> **Task**: From the data that follows, copy every line with the string "Prakoso".

> **Task material**:
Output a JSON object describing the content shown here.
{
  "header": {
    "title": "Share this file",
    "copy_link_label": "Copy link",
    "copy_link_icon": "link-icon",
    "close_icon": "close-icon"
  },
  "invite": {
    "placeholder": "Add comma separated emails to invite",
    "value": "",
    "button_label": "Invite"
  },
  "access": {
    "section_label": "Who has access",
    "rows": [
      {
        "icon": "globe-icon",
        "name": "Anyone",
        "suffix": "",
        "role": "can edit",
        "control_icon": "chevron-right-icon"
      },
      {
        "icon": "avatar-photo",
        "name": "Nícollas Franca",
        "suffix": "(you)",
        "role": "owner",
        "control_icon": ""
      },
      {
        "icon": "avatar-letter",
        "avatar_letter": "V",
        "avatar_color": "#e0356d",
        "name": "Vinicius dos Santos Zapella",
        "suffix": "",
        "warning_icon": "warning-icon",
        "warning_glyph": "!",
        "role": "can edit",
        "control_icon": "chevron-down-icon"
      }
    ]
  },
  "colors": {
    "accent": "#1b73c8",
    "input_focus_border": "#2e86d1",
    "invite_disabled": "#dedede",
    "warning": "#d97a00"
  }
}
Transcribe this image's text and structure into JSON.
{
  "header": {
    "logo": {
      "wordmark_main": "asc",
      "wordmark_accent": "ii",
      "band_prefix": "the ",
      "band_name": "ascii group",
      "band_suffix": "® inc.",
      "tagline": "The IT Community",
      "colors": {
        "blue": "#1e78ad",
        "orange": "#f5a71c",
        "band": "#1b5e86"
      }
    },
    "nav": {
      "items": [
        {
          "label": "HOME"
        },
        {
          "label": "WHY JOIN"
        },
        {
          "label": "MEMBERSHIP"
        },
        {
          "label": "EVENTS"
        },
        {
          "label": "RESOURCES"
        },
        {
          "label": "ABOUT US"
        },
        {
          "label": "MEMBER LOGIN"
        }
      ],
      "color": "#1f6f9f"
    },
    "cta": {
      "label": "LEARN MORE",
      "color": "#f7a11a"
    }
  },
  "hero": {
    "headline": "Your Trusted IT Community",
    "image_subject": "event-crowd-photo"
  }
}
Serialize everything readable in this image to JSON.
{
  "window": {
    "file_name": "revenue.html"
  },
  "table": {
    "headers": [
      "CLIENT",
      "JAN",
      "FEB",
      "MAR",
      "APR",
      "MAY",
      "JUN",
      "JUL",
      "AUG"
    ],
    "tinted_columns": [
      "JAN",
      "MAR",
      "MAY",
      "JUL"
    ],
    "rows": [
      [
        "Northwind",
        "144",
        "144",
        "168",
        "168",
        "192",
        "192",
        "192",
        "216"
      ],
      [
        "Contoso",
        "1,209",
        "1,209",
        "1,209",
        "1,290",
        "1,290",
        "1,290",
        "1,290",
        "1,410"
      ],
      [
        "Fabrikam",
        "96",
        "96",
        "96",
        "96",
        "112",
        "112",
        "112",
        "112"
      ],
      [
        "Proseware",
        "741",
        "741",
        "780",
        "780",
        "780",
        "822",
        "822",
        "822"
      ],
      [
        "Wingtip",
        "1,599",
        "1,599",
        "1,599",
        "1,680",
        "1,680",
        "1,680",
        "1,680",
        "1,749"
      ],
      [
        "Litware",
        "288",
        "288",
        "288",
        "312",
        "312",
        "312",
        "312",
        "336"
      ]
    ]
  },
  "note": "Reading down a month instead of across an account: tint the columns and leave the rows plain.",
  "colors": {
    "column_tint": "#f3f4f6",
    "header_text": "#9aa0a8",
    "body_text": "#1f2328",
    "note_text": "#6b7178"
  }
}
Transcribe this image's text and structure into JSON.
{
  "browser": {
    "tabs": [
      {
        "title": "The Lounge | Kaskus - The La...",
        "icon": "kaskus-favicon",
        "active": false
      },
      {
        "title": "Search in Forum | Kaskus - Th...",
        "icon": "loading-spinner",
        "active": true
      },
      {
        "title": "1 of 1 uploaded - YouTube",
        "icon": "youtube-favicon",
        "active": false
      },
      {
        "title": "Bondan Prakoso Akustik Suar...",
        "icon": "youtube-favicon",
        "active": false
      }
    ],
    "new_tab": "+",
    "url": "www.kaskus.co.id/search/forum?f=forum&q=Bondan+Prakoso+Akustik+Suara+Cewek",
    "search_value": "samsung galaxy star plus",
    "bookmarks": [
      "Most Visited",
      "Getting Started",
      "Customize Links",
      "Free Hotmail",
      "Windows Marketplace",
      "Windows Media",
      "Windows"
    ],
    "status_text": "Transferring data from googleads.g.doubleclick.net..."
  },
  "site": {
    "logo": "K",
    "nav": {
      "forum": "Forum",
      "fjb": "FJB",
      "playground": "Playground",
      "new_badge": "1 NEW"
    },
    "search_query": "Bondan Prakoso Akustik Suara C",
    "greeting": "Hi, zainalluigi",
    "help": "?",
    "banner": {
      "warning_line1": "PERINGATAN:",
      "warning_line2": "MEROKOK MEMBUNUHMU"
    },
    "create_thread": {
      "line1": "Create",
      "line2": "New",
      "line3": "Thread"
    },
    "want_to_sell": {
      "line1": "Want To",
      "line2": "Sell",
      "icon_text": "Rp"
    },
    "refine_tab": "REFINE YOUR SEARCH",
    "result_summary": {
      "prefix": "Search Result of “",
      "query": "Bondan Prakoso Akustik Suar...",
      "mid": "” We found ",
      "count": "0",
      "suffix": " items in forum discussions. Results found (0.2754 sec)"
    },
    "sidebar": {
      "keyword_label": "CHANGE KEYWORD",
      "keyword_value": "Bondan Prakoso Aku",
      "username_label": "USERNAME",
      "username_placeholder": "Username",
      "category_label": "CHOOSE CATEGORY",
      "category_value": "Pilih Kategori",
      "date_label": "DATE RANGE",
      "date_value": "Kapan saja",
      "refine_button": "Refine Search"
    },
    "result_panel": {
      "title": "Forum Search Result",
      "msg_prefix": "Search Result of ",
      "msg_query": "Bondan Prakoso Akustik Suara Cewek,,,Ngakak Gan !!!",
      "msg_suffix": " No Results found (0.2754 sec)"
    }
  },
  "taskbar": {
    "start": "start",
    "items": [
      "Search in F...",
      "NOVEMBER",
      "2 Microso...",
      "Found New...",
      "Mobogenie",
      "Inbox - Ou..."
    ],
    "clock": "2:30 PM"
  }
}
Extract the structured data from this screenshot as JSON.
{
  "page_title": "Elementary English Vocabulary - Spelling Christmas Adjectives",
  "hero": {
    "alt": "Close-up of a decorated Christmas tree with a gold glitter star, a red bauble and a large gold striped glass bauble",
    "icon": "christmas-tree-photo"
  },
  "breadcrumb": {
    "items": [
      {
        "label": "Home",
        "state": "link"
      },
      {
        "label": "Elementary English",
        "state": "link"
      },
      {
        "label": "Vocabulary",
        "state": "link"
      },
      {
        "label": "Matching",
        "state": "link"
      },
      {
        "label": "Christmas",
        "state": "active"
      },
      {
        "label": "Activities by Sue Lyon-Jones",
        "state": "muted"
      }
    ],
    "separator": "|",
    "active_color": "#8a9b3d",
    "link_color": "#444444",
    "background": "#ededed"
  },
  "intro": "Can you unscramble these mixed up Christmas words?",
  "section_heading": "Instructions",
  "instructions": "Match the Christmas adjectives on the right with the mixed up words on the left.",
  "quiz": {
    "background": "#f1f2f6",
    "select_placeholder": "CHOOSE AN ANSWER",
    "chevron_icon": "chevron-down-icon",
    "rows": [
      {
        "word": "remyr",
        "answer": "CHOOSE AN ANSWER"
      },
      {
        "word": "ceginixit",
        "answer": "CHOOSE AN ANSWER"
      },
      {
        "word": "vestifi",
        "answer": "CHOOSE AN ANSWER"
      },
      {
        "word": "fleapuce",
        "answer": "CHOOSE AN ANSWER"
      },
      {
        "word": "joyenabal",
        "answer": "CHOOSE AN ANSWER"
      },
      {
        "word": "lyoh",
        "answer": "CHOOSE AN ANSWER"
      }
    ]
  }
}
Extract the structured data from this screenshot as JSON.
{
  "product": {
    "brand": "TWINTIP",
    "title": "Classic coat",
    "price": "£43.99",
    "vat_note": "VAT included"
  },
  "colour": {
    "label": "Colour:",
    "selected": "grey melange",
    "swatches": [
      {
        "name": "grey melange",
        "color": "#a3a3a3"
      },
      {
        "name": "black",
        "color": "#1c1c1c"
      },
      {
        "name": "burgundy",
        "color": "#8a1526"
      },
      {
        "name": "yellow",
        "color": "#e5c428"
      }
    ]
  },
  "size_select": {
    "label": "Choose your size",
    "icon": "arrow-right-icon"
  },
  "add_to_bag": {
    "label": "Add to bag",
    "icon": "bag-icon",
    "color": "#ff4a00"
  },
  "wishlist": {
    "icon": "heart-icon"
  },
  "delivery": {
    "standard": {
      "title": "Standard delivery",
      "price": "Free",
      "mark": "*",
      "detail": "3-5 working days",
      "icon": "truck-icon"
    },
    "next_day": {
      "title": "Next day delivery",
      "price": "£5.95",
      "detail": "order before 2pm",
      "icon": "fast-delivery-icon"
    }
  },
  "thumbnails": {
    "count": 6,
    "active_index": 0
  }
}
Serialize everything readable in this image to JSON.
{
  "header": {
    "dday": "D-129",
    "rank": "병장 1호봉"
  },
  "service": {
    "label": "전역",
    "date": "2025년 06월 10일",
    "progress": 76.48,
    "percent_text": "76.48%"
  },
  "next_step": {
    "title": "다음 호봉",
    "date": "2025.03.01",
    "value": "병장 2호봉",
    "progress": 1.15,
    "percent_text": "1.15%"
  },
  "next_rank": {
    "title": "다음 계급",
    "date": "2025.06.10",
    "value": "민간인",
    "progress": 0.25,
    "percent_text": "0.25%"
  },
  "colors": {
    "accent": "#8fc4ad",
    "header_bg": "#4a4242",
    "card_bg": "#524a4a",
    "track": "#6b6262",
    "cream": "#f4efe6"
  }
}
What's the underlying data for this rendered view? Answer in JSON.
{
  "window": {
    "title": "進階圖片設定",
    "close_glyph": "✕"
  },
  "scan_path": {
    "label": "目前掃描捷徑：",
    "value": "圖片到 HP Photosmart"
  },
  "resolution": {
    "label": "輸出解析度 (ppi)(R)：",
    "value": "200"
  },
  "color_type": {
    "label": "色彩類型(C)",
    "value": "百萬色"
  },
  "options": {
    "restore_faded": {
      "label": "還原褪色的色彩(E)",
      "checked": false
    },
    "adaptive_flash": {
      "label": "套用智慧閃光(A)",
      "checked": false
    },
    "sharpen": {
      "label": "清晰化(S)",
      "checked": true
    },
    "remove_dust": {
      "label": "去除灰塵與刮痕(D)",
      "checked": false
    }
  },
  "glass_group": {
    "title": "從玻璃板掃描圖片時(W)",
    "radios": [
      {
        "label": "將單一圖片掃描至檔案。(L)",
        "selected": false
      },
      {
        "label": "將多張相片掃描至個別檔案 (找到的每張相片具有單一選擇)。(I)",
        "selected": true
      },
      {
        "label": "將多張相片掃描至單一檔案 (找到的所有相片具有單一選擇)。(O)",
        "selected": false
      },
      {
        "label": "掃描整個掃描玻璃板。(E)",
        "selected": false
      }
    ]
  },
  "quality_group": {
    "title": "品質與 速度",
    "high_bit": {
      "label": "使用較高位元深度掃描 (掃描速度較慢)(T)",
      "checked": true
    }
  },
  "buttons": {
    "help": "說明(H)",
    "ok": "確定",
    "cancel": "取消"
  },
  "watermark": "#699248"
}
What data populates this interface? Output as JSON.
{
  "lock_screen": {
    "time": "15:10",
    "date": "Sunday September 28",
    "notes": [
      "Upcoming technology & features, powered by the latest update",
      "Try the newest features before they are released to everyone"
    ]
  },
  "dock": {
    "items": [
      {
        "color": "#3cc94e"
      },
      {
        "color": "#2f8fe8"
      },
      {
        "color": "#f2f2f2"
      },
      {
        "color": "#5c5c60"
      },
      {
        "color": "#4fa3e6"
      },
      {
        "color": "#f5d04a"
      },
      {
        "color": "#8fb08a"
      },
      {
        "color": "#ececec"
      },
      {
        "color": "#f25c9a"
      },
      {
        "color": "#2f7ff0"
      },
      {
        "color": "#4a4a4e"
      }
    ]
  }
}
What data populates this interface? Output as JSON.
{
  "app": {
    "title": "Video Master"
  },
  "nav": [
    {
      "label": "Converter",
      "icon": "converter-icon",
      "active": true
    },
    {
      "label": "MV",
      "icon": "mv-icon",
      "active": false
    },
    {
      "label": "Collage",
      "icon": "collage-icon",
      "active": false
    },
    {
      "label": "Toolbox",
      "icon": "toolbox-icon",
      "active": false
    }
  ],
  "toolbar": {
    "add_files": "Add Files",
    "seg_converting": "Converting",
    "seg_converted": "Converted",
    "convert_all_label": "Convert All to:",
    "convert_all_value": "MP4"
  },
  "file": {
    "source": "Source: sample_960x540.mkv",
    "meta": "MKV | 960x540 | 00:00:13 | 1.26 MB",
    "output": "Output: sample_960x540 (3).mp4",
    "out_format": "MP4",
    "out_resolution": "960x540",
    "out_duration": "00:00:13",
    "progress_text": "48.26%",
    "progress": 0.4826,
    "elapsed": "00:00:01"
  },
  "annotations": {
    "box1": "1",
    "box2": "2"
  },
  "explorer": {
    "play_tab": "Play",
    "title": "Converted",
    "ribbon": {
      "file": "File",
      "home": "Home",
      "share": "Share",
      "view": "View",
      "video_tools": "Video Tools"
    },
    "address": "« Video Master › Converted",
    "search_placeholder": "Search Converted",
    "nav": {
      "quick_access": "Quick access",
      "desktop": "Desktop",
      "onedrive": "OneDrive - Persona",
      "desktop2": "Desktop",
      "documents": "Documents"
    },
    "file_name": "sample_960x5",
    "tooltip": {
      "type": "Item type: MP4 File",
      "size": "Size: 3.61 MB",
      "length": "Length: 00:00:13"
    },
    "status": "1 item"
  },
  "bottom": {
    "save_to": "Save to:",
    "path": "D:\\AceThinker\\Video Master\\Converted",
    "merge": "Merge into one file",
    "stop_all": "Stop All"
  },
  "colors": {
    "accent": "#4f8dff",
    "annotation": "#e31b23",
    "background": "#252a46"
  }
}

> **Your solution**:
        "title": "Bondan Prakoso Akustik Suar...",
    "url": "www.kaskus.co.id/search/forum?f=forum&q=Bondan+Prakoso+Akustik+Suara+Cewek",
    "search_query": "Bondan Prakoso Akustik Suara C",
      "query": "Bondan Prakoso Akustik Suar...",
      "keyword_value": "Bondan Prakoso Aku",
      "msg_query": "Bondan Prakoso Akustik Suara Cewek,,,Ngakak Gan !!!",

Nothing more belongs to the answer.